Your objective ▸ Your response should consist of the records, reproduced exactly.

Task material ▸
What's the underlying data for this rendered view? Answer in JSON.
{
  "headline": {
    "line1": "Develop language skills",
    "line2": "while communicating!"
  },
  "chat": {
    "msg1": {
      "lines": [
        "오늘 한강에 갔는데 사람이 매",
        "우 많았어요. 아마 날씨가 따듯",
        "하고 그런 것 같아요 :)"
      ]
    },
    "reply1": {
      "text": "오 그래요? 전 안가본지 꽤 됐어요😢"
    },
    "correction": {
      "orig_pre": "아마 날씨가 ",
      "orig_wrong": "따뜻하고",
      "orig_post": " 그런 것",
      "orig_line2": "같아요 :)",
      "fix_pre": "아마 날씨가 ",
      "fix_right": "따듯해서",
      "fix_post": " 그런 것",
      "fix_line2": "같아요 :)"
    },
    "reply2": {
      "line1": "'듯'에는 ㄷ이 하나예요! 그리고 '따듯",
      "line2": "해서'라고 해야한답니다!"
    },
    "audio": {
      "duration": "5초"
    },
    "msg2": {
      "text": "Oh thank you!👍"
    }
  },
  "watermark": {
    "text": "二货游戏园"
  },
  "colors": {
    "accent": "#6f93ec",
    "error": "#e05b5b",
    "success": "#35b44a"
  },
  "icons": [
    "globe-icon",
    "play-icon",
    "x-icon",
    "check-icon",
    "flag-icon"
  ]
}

Finished task ▸
What's the underlying data for this rendered view? Answer in JSON.
{
  "headline": {
    "line1": "Develop language skills",
    "line2": "while communicating!"
  },
  "chat": {
    "msg1": {
      "lines": [
        "오늘 한강에 갔는데 사람이 매",
        "우 많았어요. 아마 날씨가 따듯",
        "하고 그런 것 같아요 :)"
      ]
    },
    "reply1": {
      "text": "오 그래요? 전 안가본지 꽤 됐어요😢"
    },
    "correction": {
      "orig_pre": "아마 날씨가 ",
      "orig_wrong": "따뜻하고",
      "orig_post": " 그런 것",
      "orig_line2": "같아요 :)",
      "fix_pre": "아마 날씨가 ",
      "fix_right": "따듯해서",
      "fix_post": " 그런 것",
      "fix_line2": "같아요 :)"
    },
    "reply2": {
      "line1": "'듯'에는 ㄷ이 하나예요! 그리고 '따듯",
      "line2": "해서'라고 해야한답니다!"
    },
    "audio": {
      "duration": "5초"
    },
    "msg2": {
      "text": "Oh thank you!👍"
    }
  },
  "watermark": {
    "text": "二货游戏园"
  },
  "colors": {
    "accent": "#6f93ec",
    "error": "#e05b5b",
    "success": "#35b44a"
  },
  "icons": [
    "globe-icon",
    "play-icon",
    "x-icon",
    "check-icon",
    "flag-icon"
  ]
}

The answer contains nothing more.